Quotes Doom & Gloom: The type of Gothic people focused on morbid, tragic, depressing or apocalyptic themes.
Quotes First generation/second generation: First generation emerged mostly in the UK in the late seventies and early eighties as a splinter from the punk movement characterised by bands like The Damned, Bauhaus, Siouxsie and the Banshees, and Joy Division. They were called Gothic later on, but most didn't consider themselves Gothic. By the mid to late eighties, the Gothic movement was waning. In the late eighties/early nineties, a new generation of Gothic bands emerged, for example The Shroud, Rosetta Stone, Nosferatu and London After Midnight, who were the first to characteristically call themselves Gothic. This is when the U.S. Gothic movement grew significantly, and Gothic became recognised as a distinct subculture. Whether or not second generation is authentically Gothic depends on whom you ask. Many of those first generation adherents will say it is not, and many others will say that second generation is a bad imitation of first generation.
Quotes Gothic slide: A characteristically gothic dance move in which your boots do not leave the dance floor as you glide across it by moving your feet. Somewhat like the footwork in the movie Footloose, but much more chaotic.
Quotes Kindergoth: Also, kindergothen. It can be derogatory, meaning a poser much like baby bat, or it can also be neutral, meaning a very young Goth, usually 16 or younger.
Quotes Mansonite: This term is usually used for those fans who like to dress up like Marilyn Manson, do their makeup like him and wear Marilyn Manson T-shirts. Many Goths will use this term in a derogatory way towards the teenagers they think are foolish for liking Marilyn Manson.
Quotes : "More gothic than thou": A sarcastic phrase used to designate a snobbish attitude, or describe gothic people who take themselves too seriously. A play on "'holier than thou." Someone with a "more gothic than thou" attitude will likely tell you about the gothic bands they are into by saying, "You probably haven't heard of them."
Quotes : "Oh so gothic": 1) A sarcastic phrase to express one's opinion of something as Goth-worthy i.e. "I see you have all of the Bauhaus albums on vinyl. That's oh so gothic of you," or "Those skull shaped candleholders are oh so gothic." 2) A sarcastic phrase for those who take fitting the image of being gothic too seriously. Say it with a really cheesy English upper-class accent to add emphasis.
Quotes Spooky kid: The spooky kids are followers of Marilyn Manson and Nine Inch Nails and are mostly under 18 years old. (Originally the name of the band was Marilyn Manson and the Spooky Kids.) People confuse spooky kids for Goths people, which is frustrating to Goths because Goth subculture gets blamed for the stupid things spooky kids do. Spooky kids and Goths people don't associate with each other very much, and they tend to not like each other. Goths resent them for being poseurs and giving Goth people a bad name, and they resent Goths for being snobs and elitists. Spooky kid is usually used as a derogatory term similar to baby bat, but it specifically refers to the younger and ardent Marilyn Manson and Nine Inch Nails fans.
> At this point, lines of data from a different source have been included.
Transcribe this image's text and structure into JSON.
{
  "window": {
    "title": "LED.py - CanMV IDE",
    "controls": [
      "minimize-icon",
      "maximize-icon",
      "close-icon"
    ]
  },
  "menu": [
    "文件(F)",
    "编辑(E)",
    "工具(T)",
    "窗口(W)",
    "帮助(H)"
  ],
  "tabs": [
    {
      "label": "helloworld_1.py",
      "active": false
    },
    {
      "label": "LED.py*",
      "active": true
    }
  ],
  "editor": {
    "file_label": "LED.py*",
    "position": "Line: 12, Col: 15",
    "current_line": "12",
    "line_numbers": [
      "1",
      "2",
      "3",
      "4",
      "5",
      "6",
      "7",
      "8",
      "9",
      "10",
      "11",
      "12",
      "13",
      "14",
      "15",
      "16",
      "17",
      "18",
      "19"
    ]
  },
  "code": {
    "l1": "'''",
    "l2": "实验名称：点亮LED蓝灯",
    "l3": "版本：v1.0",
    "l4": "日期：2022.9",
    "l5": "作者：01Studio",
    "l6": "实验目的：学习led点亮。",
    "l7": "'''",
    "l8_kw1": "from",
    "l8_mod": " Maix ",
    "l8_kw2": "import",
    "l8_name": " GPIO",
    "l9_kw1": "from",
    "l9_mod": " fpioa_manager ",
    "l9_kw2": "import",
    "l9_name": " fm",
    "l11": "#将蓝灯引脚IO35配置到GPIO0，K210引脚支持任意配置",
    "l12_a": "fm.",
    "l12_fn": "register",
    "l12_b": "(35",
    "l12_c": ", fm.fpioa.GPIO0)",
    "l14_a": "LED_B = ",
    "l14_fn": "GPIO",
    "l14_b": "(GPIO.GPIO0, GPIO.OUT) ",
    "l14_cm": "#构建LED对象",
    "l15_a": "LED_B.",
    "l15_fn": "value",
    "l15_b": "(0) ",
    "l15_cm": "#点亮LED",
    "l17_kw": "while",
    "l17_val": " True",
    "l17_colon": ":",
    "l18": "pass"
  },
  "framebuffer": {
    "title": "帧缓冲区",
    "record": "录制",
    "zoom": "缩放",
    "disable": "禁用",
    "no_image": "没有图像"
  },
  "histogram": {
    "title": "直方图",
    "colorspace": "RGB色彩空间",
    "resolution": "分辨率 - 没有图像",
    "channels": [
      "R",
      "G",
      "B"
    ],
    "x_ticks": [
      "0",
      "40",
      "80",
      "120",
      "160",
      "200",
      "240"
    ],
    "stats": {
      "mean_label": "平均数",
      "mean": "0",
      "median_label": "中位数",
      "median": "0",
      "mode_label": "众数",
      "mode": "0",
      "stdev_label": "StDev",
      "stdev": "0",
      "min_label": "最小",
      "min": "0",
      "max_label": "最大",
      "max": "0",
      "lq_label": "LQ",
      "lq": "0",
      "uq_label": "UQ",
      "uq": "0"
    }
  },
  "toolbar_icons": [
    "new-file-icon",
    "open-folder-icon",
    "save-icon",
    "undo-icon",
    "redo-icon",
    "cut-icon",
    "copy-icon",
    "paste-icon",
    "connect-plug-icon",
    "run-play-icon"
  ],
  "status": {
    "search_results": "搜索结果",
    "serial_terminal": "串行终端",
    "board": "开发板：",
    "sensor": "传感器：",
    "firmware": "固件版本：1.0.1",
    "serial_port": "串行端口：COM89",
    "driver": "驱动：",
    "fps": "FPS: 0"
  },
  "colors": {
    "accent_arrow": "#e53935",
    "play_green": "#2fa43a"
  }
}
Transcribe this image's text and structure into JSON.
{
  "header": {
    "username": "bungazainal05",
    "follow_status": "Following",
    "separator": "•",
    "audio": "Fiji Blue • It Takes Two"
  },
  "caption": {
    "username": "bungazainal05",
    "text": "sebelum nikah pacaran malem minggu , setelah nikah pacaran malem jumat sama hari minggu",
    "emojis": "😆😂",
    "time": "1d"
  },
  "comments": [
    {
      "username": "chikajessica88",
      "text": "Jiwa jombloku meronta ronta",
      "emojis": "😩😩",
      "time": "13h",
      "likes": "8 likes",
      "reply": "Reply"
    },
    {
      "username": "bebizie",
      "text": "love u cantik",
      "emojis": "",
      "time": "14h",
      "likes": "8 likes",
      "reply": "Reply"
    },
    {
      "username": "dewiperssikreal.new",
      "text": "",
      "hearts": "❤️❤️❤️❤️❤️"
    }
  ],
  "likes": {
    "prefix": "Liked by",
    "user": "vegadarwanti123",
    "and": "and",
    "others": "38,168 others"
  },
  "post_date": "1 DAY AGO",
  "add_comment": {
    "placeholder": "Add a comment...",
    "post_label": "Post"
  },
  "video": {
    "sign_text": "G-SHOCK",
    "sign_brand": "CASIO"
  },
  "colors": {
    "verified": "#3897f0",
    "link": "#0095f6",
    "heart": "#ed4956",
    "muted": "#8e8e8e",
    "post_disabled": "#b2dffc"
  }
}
Quotes Weekender/weekend Goth: Weekend Goths are the people who dress normally when around normal people and dress gothic when they go to gothic clubs. Basically, they are the ones who conform to whatever environment they are in. It has nothing to do with their knowledge of the subculture; it has to do with their appearance in different contexts. Some weekend Goths have to dress somewhat normally because of a professional career but are Goth at heart. Some don't dare to suffer the ostracism they would receive by looking different among normal people and are only closet Goths. Depending on which type of person the term is applied to, it can have either neutral or negative connotations.